*** Begin section ***

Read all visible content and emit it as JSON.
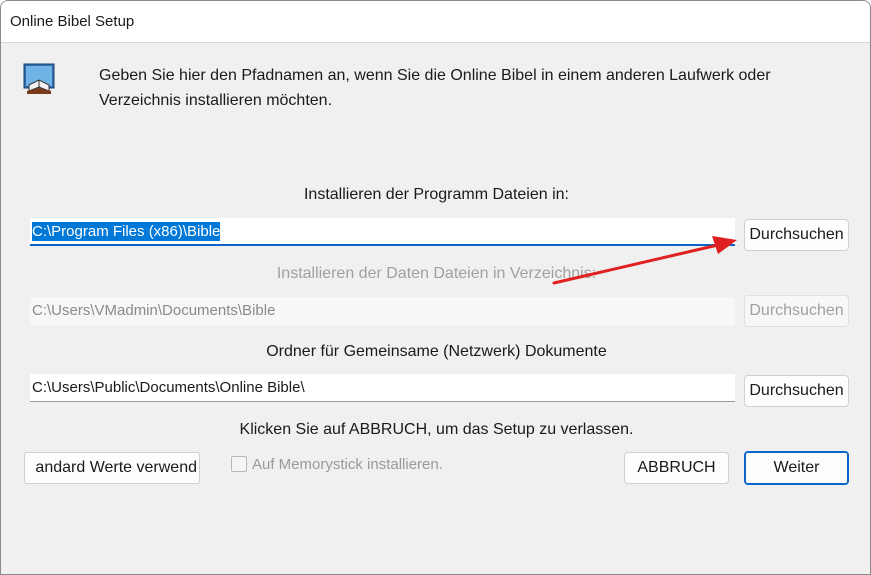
{
  "window": {
    "title": "Online Bibel Setup"
  },
  "intro": {
    "line1": "Geben Sie hier den Pfadnamen an, wenn Sie die Online Bibel in einem anderen Laufwerk oder",
    "line2": "Verzeichnis installieren möchten."
  },
  "program_files": {
    "label": "Installieren der Programm Dateien in:",
    "value": "C:\\Program Files (x86)\\Bible",
    "browse_label": "Durchsuchen"
  },
  "data_files": {
    "label": "Installieren der Daten Dateien in Verzeichnis:",
    "value": "C:\\Users\\VMadmin\\Documents\\Bible",
    "browse_label": "Durchsuchen"
  },
  "shared_docs": {
    "label": "Ordner für Gemeinsame  (Netzwerk) Dokumente",
    "value": "C:\\Users\\Public\\Documents\\Online Bible\\",
    "browse_label": "Durchsuchen"
  },
  "cancel_hint": "Klicken Sie auf ABBRUCH, um das Setup zu verlassen.",
  "buttons": {
    "defaults_label": "andard Werte verwend",
    "cancel_label": "ABBRUCH",
    "next_label": "Weiter"
  },
  "memorystick": {
    "label": "Auf Memorystick installieren.",
    "checked": false
  },
  "colors": {
    "accent": "#0a64c8",
    "selection": "#0078d7",
    "annotation_arrow": "#e02020"
  },
  "icons": [
    "book-icon"
  ]
}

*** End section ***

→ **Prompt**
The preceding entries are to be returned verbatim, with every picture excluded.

→ **The completed task**
Read all visible content and emit it as JSON.
{
  "window": {
    "title": "Online Bibel Setup"
  },
  "intro": {
    "line1": "Geben Sie hier den Pfadnamen an, wenn Sie die Online Bibel in einem anderen Laufwerk oder",
    "line2": "Verzeichnis installieren möchten."
  },
  "program_files": {
    "label": "Installieren der Programm Dateien in:",
    "value": "C:\\Program Files (x86)\\Bible",
    "browse_label": "Durchsuchen"
  },
  "data_files": {
    "label": "Installieren der Daten Dateien in Verzeichnis:",
    "value": "C:\\Users\\VMadmin\\Documents\\Bible",
    "browse_label": "Durchsuchen"
  },
  "shared_docs": {
    "label": "Ordner für Gemeinsame  (Netzwerk) Dokumente",
    "value": "C:\\Users\\Public\\Documents\\Online Bible\\",
    "browse_label": "Durchsuchen"
  },
  "cancel_hint": "Klicken Sie auf ABBRUCH, um das Setup zu verlassen.",
  "buttons": {
    "defaults_label": "andard Werte verwend",
    "cancel_label": "ABBRUCH",
    "next_label": "Weiter"
  },
  "memorystick": {
    "label": "Auf Memorystick installieren.",
    "checked": false
  },
  "colors": {
    "accent": "#0a64c8",
    "selection": "#0078d7",
    "annotation_arrow": "#e02020"
  },
  "icons": [
    "book-icon"
  ]
}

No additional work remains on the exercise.